The 2005 Money Laundering Threat Assessment (MLTA) is the first government-wide analysis of money laundering in the United States. The report is the product of an interagency working group composed of experts from the spectrum of U.S. GovernmentMoreThe 2005 Money Laundering Threat Assessment (MLTA) is the first government-wide analysis of money laundering in the United States. The report is the product of an interagency working group composed of experts from the spectrum of U.S.
Government agencies, bureaus, and offices that study and combat money laundering. The purpose of the MLTA is to help policy makers, regulators, and the law enforcement community better understand the landscape of money laundering in the United States and to support strategic planning efforts to combat money laundering.The working group synthesized law enforcement statistics and observations, regulatory data (such as Bank Secrecy Act filings), private sector studies, and public information to assess the vulnerabilities that allow criminals to launder money through particular money laundering methods or conduits.The MLTA offers a detailed analysis of thirteen money laundering methods, ranging from well-established techniques for integrating dirty money into the financial system to modern innovations that exploit global payment networks as well as the Internet.
Each chapter focuses on a specific money laundering method and provides a brief overview of the methodology, an assessment of vulnerabilities – including geographic or other noted concentrations – and the regulatory/public policy backdrop.While not exhaustive, the assessment consolidates a tremendous amount of information and insight contributed by the various participating agencies as to the major methods of money laundering that they confront.
The overall picture is both sobering and promising. The volume of dirty money circulating through the United States is undeniably vast and criminals are enjoying new advantages with globalization and the advent of new financial services such as stored value cards and online payment systems. At the same time, there has been considerable progress. The approach of U.S. law enforcement and regulatory agencies has undergone a sea change over the past decade, such that money laundering is now treated as an independent and primary focus across all relevant agencies.
With this change in approach and focus have come marked improvements in both systemic and applied anti-money laundering (AML) efforts. Most encouraging are interagency initiatives and task forces that, when properly coordinated, bring the talents, expertise, and resources of multiple agencies to bear on a problem to great effect. With so many agencies looking at distinct but related aspects of this issue, it is critical that information be shared freely and studied jointly. Highlighted below are some notable examples of recent U.S.
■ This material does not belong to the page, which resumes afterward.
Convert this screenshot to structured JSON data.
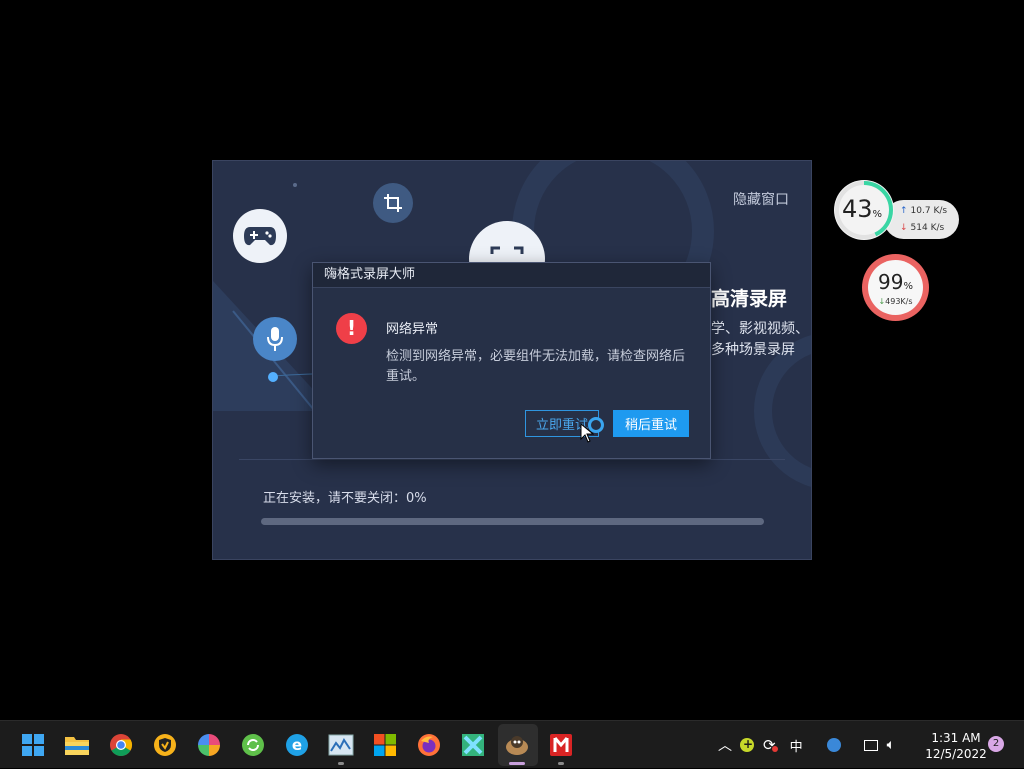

agency advances in organization, analysis, and execution in the fight against money laundering: